Nobody is taking away your air conditioner; there are lots of alternatives to HFCs
US Secretary of State John Kerry called this week’s agreement to ban HFC refrigerants “a monumental step”. The right wing pundits said “Obama Just Banned Air Conditioning! I am HOT Over THIS!” Neither statement is entirely true. In fact, there are perfectly good alternatives to HFCs that have been around for years.
Perhaps the most interesting one is Greenfreeze, which came from an unusual source: Greenpeace. When CFCs were banned under the Montreal Protocol in 1987, the big chemical manufacturers insisted that HFCs were the only replacement that would work in existing refrigerating technology. Greenpeace, which had campaigned for the ban of CFCs, disagreed, and found scientists who mixed up a batch of common hydrocarbons, propane and isobutane, which has the same critical property that everyone with a propane barbecue knows about: it turns from liquid to gas at room temperature, absorbing heat in the process. They gave it the cute name: Greenfreeze. They found an almost bankrupt fridge factory in the former East Germany and soon fridges running on the stuff were common across Europe. Greenpeace writes:
GreenFreeze is a triumph of "can do", inspiring proof of workable solutions to climate change. When we made GreenFreeze freely available to the world, it revolutionized the global household refrigeration market. Today there are more than 800 million GreenFreeze refrigerators worldwide. GreenFreeze technology represents between 35 and 40 percent of the 100 million domestic refrigerators and freezers produced worldwide each year. Looking ahead, the share of hydrocarbon-based refrigeration is expected to continue to grow.
There was nothing new in this; that’s what most fridges used back in the 1930s. But fridges were not very efficient then, and used a lot of refrigerant, more than three pounds of the stuff, enough to be dangerous. CFCs were seen as a much safer alternative. But new fridges use far less, as little as 2 percent of what the old fridges had, the equivalent of two butane cigarette lighters. As Greenpeace notes, “The risk of explosion is minimal: it takes between 17 g/cubic meter and 39 g/cubic meter to create an explosive mixture. Therefore, if the refrigerant were to leak outside the refrigerator, an explosion would be nearly impossible.”
Except in the land of American Exceptionalism, where somehow, one is allowed to drive a car filled with many gallons of extremely volatile gasoline, but the car’s air conditioning cannot run on dangerous isobutane. Where the manufacturers have complained that the fridges are too big and the demands of the automatic defrost to onerous to risk having a flammable refrigerant. Greenpeace notes that “the tentacles of the chemical industry are still using their influence to avoid that from happening and preventing Americans having climate friendly fridges at home.”
© GE Monogram Fridges with R600A refrigerant

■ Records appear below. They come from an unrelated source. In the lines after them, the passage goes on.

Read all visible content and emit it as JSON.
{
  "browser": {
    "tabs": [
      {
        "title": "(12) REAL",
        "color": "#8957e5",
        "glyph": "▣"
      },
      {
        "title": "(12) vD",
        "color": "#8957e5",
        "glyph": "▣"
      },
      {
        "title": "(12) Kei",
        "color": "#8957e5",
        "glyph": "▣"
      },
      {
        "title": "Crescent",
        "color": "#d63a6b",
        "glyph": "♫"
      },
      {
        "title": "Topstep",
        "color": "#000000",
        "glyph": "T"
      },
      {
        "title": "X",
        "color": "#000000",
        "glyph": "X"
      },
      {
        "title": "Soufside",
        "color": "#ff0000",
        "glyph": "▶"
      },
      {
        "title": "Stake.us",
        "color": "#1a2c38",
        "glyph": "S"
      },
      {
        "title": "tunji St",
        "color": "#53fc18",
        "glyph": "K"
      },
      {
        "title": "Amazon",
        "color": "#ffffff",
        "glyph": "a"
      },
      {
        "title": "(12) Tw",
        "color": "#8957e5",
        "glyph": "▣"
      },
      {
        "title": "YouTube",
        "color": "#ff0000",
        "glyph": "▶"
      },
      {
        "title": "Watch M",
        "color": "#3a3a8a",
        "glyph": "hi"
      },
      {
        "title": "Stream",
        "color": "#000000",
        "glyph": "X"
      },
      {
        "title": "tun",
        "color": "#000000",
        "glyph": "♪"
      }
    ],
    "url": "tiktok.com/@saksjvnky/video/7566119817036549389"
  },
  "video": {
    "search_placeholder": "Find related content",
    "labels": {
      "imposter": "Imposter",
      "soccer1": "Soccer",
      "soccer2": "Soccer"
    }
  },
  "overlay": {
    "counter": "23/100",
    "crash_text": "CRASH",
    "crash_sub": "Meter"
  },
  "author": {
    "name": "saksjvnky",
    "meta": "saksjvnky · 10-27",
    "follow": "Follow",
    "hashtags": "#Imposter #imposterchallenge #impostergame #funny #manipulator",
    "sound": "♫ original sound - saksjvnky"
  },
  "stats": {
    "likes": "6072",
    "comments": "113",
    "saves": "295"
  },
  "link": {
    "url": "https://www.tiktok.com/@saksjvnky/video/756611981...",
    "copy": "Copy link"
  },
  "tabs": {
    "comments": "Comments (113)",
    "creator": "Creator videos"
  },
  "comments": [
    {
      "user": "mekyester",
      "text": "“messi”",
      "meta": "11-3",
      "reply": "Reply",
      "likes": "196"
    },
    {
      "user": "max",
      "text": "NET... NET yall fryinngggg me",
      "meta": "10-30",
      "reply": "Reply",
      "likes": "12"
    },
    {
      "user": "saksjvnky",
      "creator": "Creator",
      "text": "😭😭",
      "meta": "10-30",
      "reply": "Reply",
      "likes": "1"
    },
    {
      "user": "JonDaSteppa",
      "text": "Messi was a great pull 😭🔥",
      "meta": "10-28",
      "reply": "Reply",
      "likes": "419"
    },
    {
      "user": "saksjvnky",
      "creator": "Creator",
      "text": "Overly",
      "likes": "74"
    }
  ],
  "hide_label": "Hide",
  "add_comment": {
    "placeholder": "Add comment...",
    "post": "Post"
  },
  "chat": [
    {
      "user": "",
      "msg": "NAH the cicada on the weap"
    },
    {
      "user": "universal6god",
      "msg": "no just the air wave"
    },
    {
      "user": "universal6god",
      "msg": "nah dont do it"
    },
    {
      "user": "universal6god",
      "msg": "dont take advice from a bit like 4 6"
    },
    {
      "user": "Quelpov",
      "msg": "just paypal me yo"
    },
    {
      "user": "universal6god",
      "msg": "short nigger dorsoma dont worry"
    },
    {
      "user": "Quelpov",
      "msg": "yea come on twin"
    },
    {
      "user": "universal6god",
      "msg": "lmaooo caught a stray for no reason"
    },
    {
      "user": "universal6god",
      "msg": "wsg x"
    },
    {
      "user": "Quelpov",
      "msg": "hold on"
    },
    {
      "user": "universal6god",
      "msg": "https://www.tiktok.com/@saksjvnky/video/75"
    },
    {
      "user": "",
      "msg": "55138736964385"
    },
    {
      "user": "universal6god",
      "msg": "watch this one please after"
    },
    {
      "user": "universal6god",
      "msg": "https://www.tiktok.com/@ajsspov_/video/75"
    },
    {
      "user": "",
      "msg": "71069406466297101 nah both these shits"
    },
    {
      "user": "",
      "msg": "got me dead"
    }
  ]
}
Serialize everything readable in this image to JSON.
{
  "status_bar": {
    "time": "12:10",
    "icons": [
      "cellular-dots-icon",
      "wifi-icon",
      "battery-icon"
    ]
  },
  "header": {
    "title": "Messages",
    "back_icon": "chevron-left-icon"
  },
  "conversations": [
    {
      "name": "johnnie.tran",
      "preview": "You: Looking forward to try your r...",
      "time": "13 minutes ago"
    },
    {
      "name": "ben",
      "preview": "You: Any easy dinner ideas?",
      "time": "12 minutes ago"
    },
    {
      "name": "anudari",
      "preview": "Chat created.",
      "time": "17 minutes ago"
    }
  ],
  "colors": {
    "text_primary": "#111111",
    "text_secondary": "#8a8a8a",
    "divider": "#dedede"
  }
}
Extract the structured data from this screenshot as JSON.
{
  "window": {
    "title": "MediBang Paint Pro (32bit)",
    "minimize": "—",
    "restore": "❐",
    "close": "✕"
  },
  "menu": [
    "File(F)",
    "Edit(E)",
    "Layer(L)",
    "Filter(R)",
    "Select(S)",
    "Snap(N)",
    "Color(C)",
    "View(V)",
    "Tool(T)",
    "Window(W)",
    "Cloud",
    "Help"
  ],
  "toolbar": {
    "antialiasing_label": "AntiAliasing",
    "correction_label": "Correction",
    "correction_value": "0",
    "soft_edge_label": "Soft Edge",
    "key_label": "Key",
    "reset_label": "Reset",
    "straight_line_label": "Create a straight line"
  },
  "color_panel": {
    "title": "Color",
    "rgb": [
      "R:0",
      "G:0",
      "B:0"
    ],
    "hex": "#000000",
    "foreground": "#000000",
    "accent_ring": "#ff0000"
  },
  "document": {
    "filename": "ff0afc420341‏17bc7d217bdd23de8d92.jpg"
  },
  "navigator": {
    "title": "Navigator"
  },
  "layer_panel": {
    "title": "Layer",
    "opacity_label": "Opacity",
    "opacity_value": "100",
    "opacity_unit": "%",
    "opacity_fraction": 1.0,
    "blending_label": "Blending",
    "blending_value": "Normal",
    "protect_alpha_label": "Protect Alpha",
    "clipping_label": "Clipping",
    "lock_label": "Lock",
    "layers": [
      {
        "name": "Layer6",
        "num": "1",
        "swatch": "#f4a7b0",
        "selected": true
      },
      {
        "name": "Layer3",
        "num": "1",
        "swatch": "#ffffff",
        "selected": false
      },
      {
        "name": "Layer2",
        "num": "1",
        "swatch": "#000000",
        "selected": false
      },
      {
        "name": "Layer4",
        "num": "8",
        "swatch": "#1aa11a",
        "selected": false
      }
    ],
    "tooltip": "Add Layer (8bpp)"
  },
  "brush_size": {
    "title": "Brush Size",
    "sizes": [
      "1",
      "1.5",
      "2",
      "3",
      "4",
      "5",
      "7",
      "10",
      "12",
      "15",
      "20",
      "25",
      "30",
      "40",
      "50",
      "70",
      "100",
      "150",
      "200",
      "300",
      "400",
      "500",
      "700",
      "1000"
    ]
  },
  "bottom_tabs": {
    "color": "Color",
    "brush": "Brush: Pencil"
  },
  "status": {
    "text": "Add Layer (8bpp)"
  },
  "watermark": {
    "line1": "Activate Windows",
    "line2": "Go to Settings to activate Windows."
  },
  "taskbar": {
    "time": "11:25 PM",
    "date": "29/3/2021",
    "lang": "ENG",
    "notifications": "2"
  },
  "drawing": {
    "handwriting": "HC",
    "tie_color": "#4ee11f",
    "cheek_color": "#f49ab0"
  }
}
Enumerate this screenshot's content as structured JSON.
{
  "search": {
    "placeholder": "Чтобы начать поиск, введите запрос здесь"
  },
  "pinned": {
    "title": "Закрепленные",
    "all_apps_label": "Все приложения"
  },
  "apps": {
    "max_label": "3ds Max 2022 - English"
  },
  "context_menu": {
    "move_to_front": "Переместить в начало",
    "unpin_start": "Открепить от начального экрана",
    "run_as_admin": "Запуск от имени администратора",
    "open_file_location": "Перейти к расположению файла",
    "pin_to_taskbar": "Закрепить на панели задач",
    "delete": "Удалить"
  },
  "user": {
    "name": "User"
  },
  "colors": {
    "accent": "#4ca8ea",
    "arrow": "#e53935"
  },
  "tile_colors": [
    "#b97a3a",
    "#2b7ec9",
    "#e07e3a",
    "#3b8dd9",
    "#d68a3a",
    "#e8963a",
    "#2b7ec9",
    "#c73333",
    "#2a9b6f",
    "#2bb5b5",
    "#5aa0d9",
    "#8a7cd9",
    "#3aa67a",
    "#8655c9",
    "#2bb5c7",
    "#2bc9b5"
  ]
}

There were some inroads; John Laumer noted a few years ago that GE was making fridges using isobutane refrigerants after the EPA made them legal in the US in 2011. There are now quite a few manufactured with R600a refrigerants. Laumer notes that they are even better than the fridges we are used to:
Iso-butane and propane (byproducts of oil refining) individually or in blends have a far greater heat exchange capacity than than any halogenated refrigerant. Hence, appliance designers specifying hydrocarbon refrigerants can utilize smaller compressors and heat exchangers, a lower volume of refrigerant, and thus achieve lower energy consumption, shaving weight, space, and cost. With less energy needed to get the compressor chugging, consumer electric bills go down. Hydrocarbon refrigerants also take less energy to make and have no toxic inputs during manufacture, are dirt cheap (pennies instead of dollars per pound) and do not require expensive and tricky recovery operations at end of product life.
Ben and Jerry cooler/Promo image
And yes, it is already at work in commercial installations like these coolers for Ben and Jerrys, and it works with air conditioners too. In 2014 the EPA permitted the use of hydrocarbon refrigerants in “self-contained room air conditioners, including packaged terminal air conditioners and packaged terminal heat pumps, window AC units, and portable AC units designed for use in a single room.”
So once again, Obama is not taking away your air conditioning, there are safe alternatives to HFCs, and Greenpeace, so reviled in America, deserves a big tip of the hat for their work on GreenFreeze.